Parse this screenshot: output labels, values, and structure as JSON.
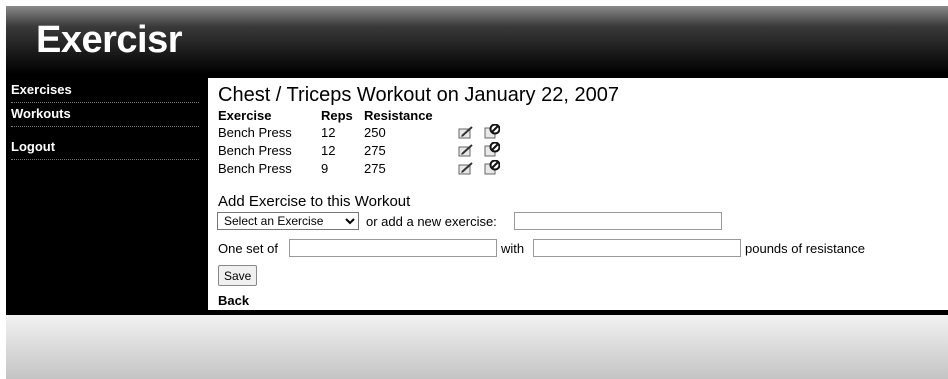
{
  "app": {
    "logo": "Exercisr"
  },
  "sidebar": {
    "items": [
      {
        "label": "Exercises"
      },
      {
        "label": "Workouts"
      },
      {
        "label": "Logout"
      }
    ]
  },
  "workout": {
    "title": "Chest / Triceps Workout on January 22, 2007",
    "columns": [
      "Exercise",
      "Reps",
      "Resistance"
    ],
    "rows": [
      {
        "exercise": "Bench Press",
        "reps": "12",
        "resistance": "250"
      },
      {
        "exercise": "Bench Press",
        "reps": "12",
        "resistance": "275"
      },
      {
        "exercise": "Bench Press",
        "reps": "9",
        "resistance": "275"
      }
    ],
    "row_icons": [
      "edit-icon",
      "delete-icon"
    ]
  },
  "add_form": {
    "heading": "Add Exercise to this Workout",
    "select_value": "Select an Exercise",
    "or_label": "or add a new exercise:",
    "new_exercise_value": "",
    "one_set_label": "One set of",
    "reps_value": "",
    "with_label": "with",
    "resistance_value": "",
    "pounds_label": "pounds of resistance",
    "save_label": "Save"
  },
  "back_label": "Back"
}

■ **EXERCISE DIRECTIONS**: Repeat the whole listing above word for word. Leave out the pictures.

■ **EXERCISE RESPONSE**:
Parse this screenshot: output labels, values, and structure as JSON.
{
  "app": {
    "logo": "Exercisr"
  },
  "sidebar": {
    "items": [
      {
        "label": "Exercises"
      },
      {
        "label": "Workouts"
      },
      {
        "label": "Logout"
      }
    ]
  },
  "workout": {
    "title": "Chest / Triceps Workout on January 22, 2007",
    "columns": [
      "Exercise",
      "Reps",
      "Resistance"
    ],
    "rows": [
      {
        "exercise": "Bench Press",
        "reps": "12",
        "resistance": "250"
      },
      {
        "exercise": "Bench Press",
        "reps": "12",
        "resistance": "275"
      },
      {
        "exercise": "Bench Press",
        "reps": "9",
        "resistance": "275"
      }
    ],
    "row_icons": [
      "edit-icon",
      "delete-icon"
    ]
  },
  "add_form": {
    "heading": "Add Exercise to this Workout",
    "select_value": "Select an Exercise",
    "or_label": "or add a new exercise:",
    "new_exercise_value": "",
    "one_set_label": "One set of",
    "reps_value": "",
    "with_label": "with",
    "resistance_value": "",
    "pounds_label": "pounds of resistance",
    "save_label": "Save"
  },
  "back_label": "Back"
}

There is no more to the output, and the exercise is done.